## TASK INSTRUCTIONS
Everything in the entries except the pictures must be duplicated exactly.

[Start of Attachment]

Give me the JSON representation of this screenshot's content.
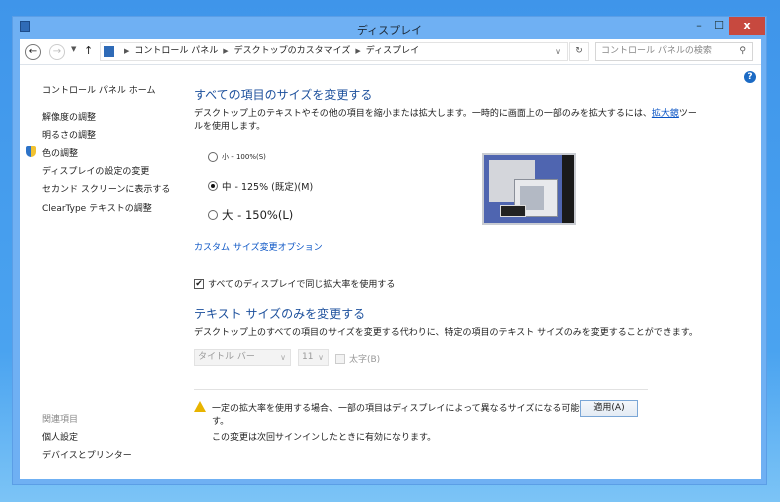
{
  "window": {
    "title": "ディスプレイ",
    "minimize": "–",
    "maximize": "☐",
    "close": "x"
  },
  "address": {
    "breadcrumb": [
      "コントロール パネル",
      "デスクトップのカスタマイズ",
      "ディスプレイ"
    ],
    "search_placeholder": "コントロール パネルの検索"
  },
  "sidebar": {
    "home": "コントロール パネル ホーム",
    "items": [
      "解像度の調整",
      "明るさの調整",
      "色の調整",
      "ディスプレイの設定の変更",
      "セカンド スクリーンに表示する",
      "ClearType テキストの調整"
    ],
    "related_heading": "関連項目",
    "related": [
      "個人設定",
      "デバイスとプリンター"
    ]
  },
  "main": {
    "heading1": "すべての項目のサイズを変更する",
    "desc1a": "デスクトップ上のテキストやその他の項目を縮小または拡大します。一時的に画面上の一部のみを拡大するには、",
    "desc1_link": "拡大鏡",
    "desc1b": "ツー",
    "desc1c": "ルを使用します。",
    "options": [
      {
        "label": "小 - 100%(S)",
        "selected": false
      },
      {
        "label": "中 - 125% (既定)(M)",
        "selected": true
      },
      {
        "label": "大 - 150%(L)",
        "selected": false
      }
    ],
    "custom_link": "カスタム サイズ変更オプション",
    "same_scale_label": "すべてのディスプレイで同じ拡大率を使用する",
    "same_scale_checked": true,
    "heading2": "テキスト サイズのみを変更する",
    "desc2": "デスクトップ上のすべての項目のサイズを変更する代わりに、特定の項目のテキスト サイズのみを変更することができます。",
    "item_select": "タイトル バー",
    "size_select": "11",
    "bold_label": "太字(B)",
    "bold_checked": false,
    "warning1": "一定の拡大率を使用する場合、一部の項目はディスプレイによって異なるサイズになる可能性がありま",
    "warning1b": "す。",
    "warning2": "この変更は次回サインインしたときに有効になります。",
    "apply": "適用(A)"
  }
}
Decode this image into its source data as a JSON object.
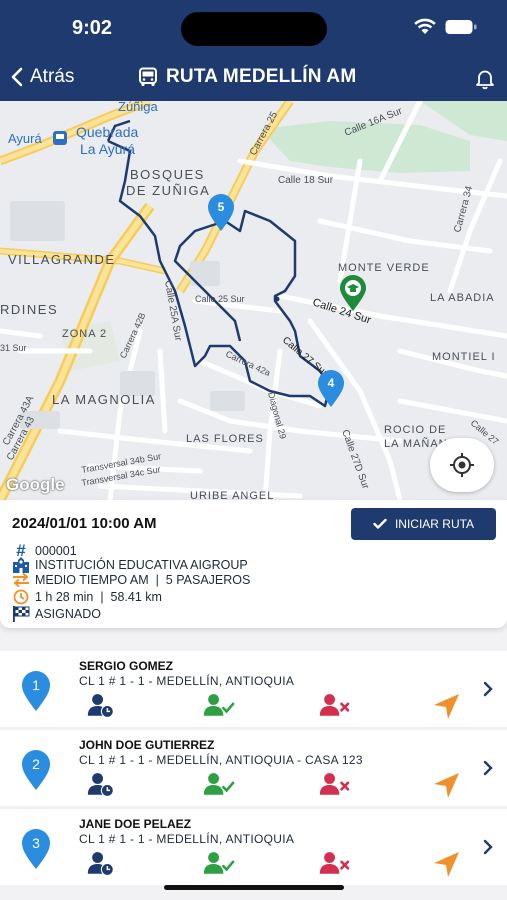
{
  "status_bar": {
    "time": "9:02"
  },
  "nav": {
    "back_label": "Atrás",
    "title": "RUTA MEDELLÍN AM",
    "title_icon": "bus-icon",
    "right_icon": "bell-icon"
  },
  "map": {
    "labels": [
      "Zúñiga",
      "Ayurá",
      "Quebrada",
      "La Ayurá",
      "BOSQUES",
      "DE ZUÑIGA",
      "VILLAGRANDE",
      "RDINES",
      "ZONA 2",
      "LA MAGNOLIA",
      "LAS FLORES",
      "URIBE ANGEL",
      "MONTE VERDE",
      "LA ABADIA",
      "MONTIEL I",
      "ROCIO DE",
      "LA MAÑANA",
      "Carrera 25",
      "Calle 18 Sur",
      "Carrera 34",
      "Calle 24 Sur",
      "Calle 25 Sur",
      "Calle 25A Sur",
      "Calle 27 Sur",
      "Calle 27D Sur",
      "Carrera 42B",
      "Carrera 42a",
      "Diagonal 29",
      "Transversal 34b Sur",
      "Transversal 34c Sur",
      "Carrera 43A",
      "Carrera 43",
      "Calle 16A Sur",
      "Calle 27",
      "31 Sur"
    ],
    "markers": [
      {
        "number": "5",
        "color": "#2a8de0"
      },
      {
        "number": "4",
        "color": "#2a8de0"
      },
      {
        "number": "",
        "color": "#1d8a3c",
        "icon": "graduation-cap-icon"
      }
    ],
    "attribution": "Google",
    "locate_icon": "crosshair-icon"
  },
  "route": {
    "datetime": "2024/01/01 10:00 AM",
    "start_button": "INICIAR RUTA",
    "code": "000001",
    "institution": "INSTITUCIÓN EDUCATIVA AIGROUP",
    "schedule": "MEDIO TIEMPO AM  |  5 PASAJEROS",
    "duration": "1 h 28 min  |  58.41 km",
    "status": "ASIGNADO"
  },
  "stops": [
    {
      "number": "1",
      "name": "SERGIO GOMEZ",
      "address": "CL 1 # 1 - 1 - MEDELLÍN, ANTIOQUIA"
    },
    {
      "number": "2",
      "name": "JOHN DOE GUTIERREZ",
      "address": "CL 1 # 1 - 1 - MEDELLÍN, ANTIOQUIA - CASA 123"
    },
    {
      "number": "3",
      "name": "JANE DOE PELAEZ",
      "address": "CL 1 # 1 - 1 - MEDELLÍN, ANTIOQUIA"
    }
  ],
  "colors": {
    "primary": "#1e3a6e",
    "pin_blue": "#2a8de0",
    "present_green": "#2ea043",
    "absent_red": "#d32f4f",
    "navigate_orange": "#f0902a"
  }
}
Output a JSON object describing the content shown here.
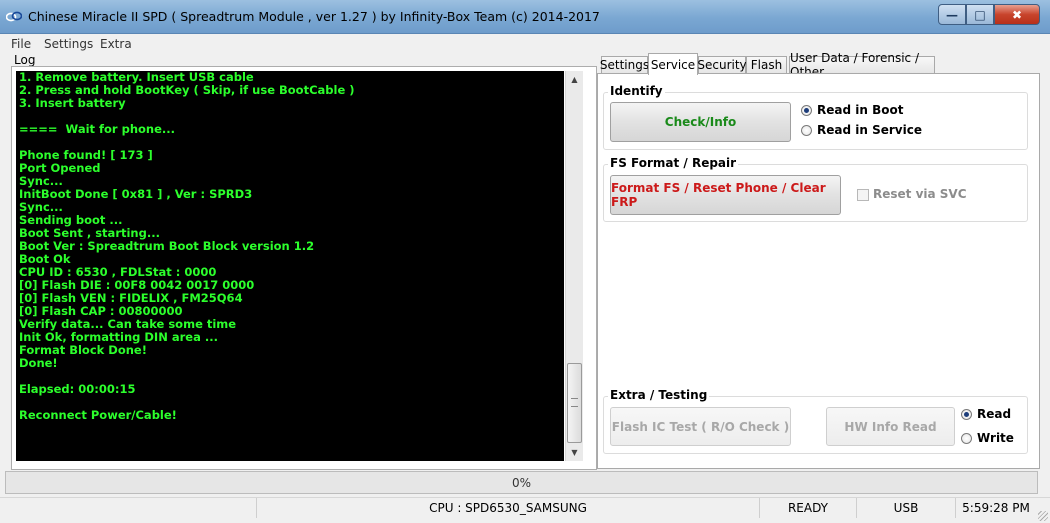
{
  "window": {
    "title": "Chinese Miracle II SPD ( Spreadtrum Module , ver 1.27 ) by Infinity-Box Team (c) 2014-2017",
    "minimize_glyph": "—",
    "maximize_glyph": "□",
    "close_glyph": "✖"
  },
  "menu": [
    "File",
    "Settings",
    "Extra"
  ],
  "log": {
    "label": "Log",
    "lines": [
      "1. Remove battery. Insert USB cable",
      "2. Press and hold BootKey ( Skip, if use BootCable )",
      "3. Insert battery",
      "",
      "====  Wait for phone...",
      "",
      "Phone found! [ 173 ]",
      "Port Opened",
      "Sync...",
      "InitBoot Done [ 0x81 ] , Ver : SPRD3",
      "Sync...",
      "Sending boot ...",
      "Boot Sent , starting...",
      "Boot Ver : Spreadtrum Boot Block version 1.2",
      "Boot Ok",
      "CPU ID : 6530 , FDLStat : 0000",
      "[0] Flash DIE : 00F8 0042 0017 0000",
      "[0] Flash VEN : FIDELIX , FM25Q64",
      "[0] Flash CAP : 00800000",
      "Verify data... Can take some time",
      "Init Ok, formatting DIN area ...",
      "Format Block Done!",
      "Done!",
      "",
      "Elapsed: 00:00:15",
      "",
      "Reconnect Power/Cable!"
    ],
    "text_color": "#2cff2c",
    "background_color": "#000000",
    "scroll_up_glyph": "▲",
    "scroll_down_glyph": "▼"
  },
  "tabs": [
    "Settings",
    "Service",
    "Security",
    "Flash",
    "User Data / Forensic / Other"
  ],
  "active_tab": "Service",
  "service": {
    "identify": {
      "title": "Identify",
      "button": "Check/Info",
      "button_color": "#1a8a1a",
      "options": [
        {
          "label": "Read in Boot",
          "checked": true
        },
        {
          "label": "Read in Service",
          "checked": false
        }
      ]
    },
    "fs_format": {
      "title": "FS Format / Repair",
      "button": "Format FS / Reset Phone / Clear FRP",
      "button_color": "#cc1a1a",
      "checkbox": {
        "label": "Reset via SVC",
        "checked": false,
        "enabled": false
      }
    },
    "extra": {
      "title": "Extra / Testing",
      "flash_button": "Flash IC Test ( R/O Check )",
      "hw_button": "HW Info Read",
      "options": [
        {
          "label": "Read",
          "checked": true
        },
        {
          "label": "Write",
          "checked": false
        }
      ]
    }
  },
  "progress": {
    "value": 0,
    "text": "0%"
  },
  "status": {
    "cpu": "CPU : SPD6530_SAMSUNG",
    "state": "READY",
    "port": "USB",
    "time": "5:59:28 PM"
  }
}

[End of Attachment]

## WRITTEN ANSWER
Give me the JSON representation of this screenshot's content.
{
  "window": {
    "title": "ディスプレイ",
    "minimize": "–",
    "maximize": "☐",
    "close": "x"
  },
  "address": {
    "breadcrumb": [
      "コントロール パネル",
      "デスクトップのカスタマイズ",
      "ディスプレイ"
    ],
    "search_placeholder": "コントロール パネルの検索"
  },
  "sidebar": {
    "home": "コントロール パネル ホーム",
    "items": [
      "解像度の調整",
      "明るさの調整",
      "色の調整",
      "ディスプレイの設定の変更",
      "セカンド スクリーンに表示する",
      "ClearType テキストの調整"
    ],
    "related_heading": "関連項目",
    "related": [
      "個人設定",
      "デバイスとプリンター"
    ]
  },
  "main": {
    "heading1": "すべての項目のサイズを変更する",
    "desc1a": "デスクトップ上のテキストやその他の項目を縮小または拡大します。一時的に画面上の一部のみを拡大するには、",
    "desc1_link": "拡大鏡",
    "desc1b": "ツー",
    "desc1c": "ルを使用します。",
    "options": [
      {
        "label": "小 - 100%(S)",
        "selected": false
      },
      {
        "label": "中 - 125% (既定)(M)",
        "selected": true
      },
      {
        "label": "大 - 150%(L)",
        "selected": false
      }
    ],
    "custom_link": "カスタム サイズ変更オプション",
    "same_scale_label": "すべてのディスプレイで同じ拡大率を使用する",
    "same_scale_checked": true,
    "heading2": "テキスト サイズのみを変更する",
    "desc2": "デスクトップ上のすべての項目のサイズを変更する代わりに、特定の項目のテキスト サイズのみを変更することができます。",
    "item_select": "タイトル バー",
    "size_select": "11",
    "bold_label": "太字(B)",
    "bold_checked": false,
    "warning1": "一定の拡大率を使用する場合、一部の項目はディスプレイによって異なるサイズになる可能性がありま",
    "warning1b": "す。",
    "warning2": "この変更は次回サインインしたときに有効になります。",
    "apply": "適用(A)"
  }
}
Decode this image into its source data as a JSON object.
{
  "status_bar": {
    "time": "9:02"
  },
  "nav": {
    "back_label": "Atrás",
    "title": "RUTA MEDELLÍN AM",
    "title_icon": "bus-icon",
    "right_icon": "bell-icon"
  },
  "map": {
    "labels": [
      "Zúñiga",
      "Ayurá",
      "Quebrada",
      "La Ayurá",
      "BOSQUES",
      "DE ZUÑIGA",
      "VILLAGRANDE",
      "RDINES",
      "ZONA 2",
      "LA MAGNOLIA",
      "LAS FLORES",
      "URIBE ANGEL",
      "MONTE VERDE",
      "LA ABADIA",
      "MONTIEL I",
      "ROCIO DE",
      "LA MAÑANA",
      "Carrera 25",
      "Calle 18 Sur",
      "Carrera 34",
      "Calle 24 Sur",
      "Calle 25 Sur",
      "Calle 25A Sur",
      "Calle 27 Sur",
      "Calle 27D Sur",
      "Carrera 42B",
      "Carrera 42a",
      "Diagonal 29",
      "Transversal 34b Sur",
      "Transversal 34c Sur",
      "Carrera 43A",
      "Carrera 43",
      "Calle 16A Sur",
      "Calle 27",
      "31 Sur"
    ],
    "markers": [
      {
        "number": "5",
        "color": "#2a8de0"
      },
      {
        "number": "4",
        "color": "#2a8de0"
      },
      {
        "number": "",
        "color": "#1d8a3c",
        "icon": "graduation-cap-icon"
      }
    ],
    "attribution": "Google",
    "locate_icon": "crosshair-icon"
  },
  "route": {
    "datetime": "2024/01/01 10:00 AM",
    "start_button": "INICIAR RUTA",
    "code": "000001",
    "institution": "INSTITUCIÓN EDUCATIVA AIGROUP",
    "schedule": "MEDIO TIEMPO AM  |  5 PASAJEROS",
    "duration": "1 h 28 min  |  58.41 km",
    "status": "ASIGNADO"
  },
  "stops": [
    {
      "number": "1",
      "name": "SERGIO GOMEZ",
      "address": "CL 1 # 1 - 1 - MEDELLÍN, ANTIOQUIA"
    },
    {
      "number": "2",
      "name": "JOHN DOE GUTIERREZ",
      "address": "CL 1 # 1 - 1 - MEDELLÍN, ANTIOQUIA - CASA 123"
    },
    {
      "number": "3",
      "name": "JANE DOE PELAEZ",
      "address": "CL 1 # 1 - 1 - MEDELLÍN, ANTIOQUIA"
    }
  ],
  "colors": {
    "primary": "#1e3a6e",
    "pin_blue": "#2a8de0",
    "present_green": "#2ea043",
    "absent_red": "#d32f4f",
    "navigate_orange": "#f0902a"
  }
}
Output a JSON object describing the content shown here.
{
  "window": {
    "title": "Chinese Miracle II SPD ( Spreadtrum Module , ver 1.27 ) by Infinity-Box Team (c) 2014-2017",
    "minimize_glyph": "—",
    "maximize_glyph": "□",
    "close_glyph": "✖"
  },
  "menu": [
    "File",
    "Settings",
    "Extra"
  ],
  "log": {
    "label": "Log",
    "lines": [
      "1. Remove battery. Insert USB cable",
      "2. Press and hold BootKey ( Skip, if use BootCable )",
      "3. Insert battery",
      "",
      "====  Wait for phone...",
      "",
      "Phone found! [ 173 ]",
      "Port Opened",
      "Sync...",
      "InitBoot Done [ 0x81 ] , Ver : SPRD3",
      "Sync...",
      "Sending boot ...",
      "Boot Sent , starting...",
      "Boot Ver : Spreadtrum Boot Block version 1.2",
      "Boot Ok",
      "CPU ID : 6530 , FDLStat : 0000",
      "[0] Flash DIE : 00F8 0042 0017 0000",
      "[0] Flash VEN : FIDELIX , FM25Q64",
      "[0] Flash CAP : 00800000",
      "Verify data... Can take some time",
      "Init Ok, formatting DIN area ...",
      "Format Block Done!",
      "Done!",
      "",
      "Elapsed: 00:00:15",
      "",
      "Reconnect Power/Cable!"
    ],
    "text_color": "#2cff2c",
    "background_color": "#000000",
    "scroll_up_glyph": "▲",
    "scroll_down_glyph": "▼"
  },
  "tabs": [
    "Settings",
    "Service",
    "Security",
    "Flash",
    "User Data / Forensic / Other"
  ],
  "active_tab": "Service",
  "service": {
    "identify": {
      "title": "Identify",
      "button": "Check/Info",
      "button_color": "#1a8a1a",
      "options": [
        {
          "label": "Read in Boot",
          "checked": true
        },
        {
          "label": "Read in Service",
          "checked": false
        }
      ]
    },
    "fs_format": {
      "title": "FS Format / Repair",
      "button": "Format FS / Reset Phone / Clear FRP",
      "button_color": "#cc1a1a",
      "checkbox": {
        "label": "Reset via SVC",
        "checked": false,
        "enabled": false
      }
    },
    "extra": {
      "title": "Extra / Testing",
      "flash_button": "Flash IC Test ( R/O Check )",
      "hw_button": "HW Info Read",
      "options": [
        {
          "label": "Read",
          "checked": true
        },
        {
          "label": "Write",
          "checked": false
        }
      ]
    }
  },
  "progress": {
    "value": 0,
    "text": "0%"
  },
  "status": {
    "cpu": "CPU : SPD6530_SAMSUNG",
    "state": "READY",
    "port": "USB",
    "time": "5:59:28 PM"
  }
}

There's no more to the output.